That sentiment, according to Downtown Sacramento Partnership Business Recruitment Director Valerie Mamone-Werder, is key to turning around the blighted K Street area that has seen improvement over the past year with the opening of numerous new businesses, including Tequila Museo Myahuel and the nightlife trio of Pizza Rock, District 30 and Dive Bar.
“I think that getting these tenants, these merchants and retailers that really get downtown is refreshing,” she said. “We have a lot of naysayers, but we have people who see downtown for what it is and can be, and she sees what we do have, and what’s coming.”
Having lived in Sacramento for the past 10 years, Son, 34, said she plans to raise her two children, ages 5 and 6, in the area.
Also scheduled for late winter and early spring openings are another cupcake shop in the Westfield Galleria at Roseville Mall and another Estelle’s Patisserie in the Arden area.
“I’m not here to come in and then go out of business in five years,” Son said. “I plan on being here for the long haul.”
Estelle’s Patisserie, 901 K St., will initially be open from 6 a.m. – 7 p.m. on weekdays. If business warrants, Son said, she will stay open on weekends.

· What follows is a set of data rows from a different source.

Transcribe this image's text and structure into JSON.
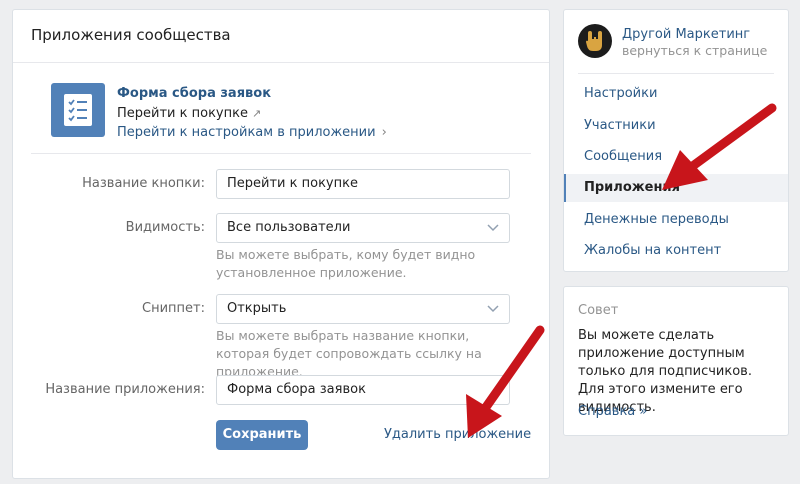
{
  "main": {
    "title": "Приложения сообщества",
    "app": {
      "name": "Форма сбора заявок",
      "link_buy": "Перейти к покупке",
      "link_settings": "Перейти к настройкам в приложении"
    },
    "form": {
      "button_name_label": "Название кнопки:",
      "button_name_value": "Перейти к покупке",
      "visibility_label": "Видимость:",
      "visibility_value": "Все пользователи",
      "visibility_hint": "Вы можете выбрать, кому будет видно установленное приложение.",
      "snippet_label": "Сниппет:",
      "snippet_value": "Открыть",
      "snippet_hint": "Вы можете выбрать название кнопки, которая будет сопровождать ссылку на приложение.",
      "app_name_label": "Название приложения:",
      "app_name_value": "Форма сбора заявок"
    },
    "save_label": "Сохранить",
    "delete_label": "Удалить приложение"
  },
  "sidebar": {
    "community_name": "Другой Маркетинг",
    "back_label": "вернуться к странице",
    "items": [
      {
        "label": "Настройки",
        "active": false
      },
      {
        "label": "Участники",
        "active": false
      },
      {
        "label": "Сообщения",
        "active": false
      },
      {
        "label": "Приложения",
        "active": true
      },
      {
        "label": "Денежные переводы",
        "active": false
      },
      {
        "label": "Жалобы на контент",
        "active": false
      }
    ]
  },
  "tip": {
    "title": "Совет",
    "text": "Вы можете сделать приложение доступным только для подписчиков. Для этого измените его видимость.",
    "link": "Справка »"
  },
  "colors": {
    "accent": "#5181b8",
    "link": "#2a5885",
    "annotation_arrow": "#c8151b"
  },
  "icons": {
    "app": "checklist-icon",
    "avatar": "rock-hand-icon",
    "external": "external-link-icon",
    "chevron_right": "chevron-right-icon",
    "dropdown": "chevron-down-icon"
  }
}
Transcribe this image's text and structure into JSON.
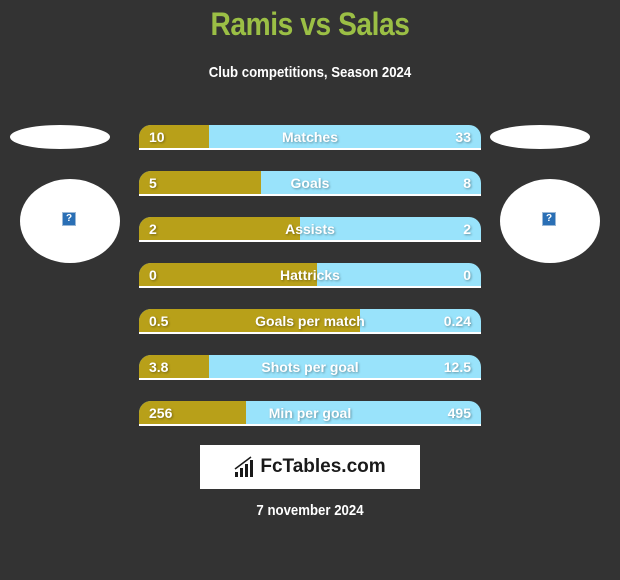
{
  "header": {
    "title": "Ramis vs Salas",
    "subtitle": "Club competitions, Season 2024"
  },
  "colors": {
    "title": "#9bbf45",
    "left_player": "#b8a019",
    "right_player": "#99e3fb",
    "background": "#333333"
  },
  "players": {
    "left": {
      "name": "Ramis",
      "logo_icon": "image-placeholder-icon"
    },
    "right": {
      "name": "Salas",
      "logo_icon": "image-placeholder-icon"
    }
  },
  "stats": [
    {
      "label": "Matches",
      "left": "10",
      "right": "33",
      "left_share": 0.205
    },
    {
      "label": "Goals",
      "left": "5",
      "right": "8",
      "left_share": 0.357
    },
    {
      "label": "Assists",
      "left": "2",
      "right": "2",
      "left_share": 0.47
    },
    {
      "label": "Hattricks",
      "left": "0",
      "right": "0",
      "left_share": 0.52
    },
    {
      "label": "Goals per match",
      "left": "0.5",
      "right": "0.24",
      "left_share": 0.645
    },
    {
      "label": "Shots per goal",
      "left": "3.8",
      "right": "12.5",
      "left_share": 0.205
    },
    {
      "label": "Min per goal",
      "left": "256",
      "right": "495",
      "left_share": 0.313
    }
  ],
  "brand": {
    "name": "FcTables.com",
    "icon": "bar-chart-icon"
  },
  "footer": {
    "date": "7 november 2024"
  }
}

Brandon Darnell is a staff reporter for The Sacramento Press. Follow him on Twitter @Brandon_Darnell.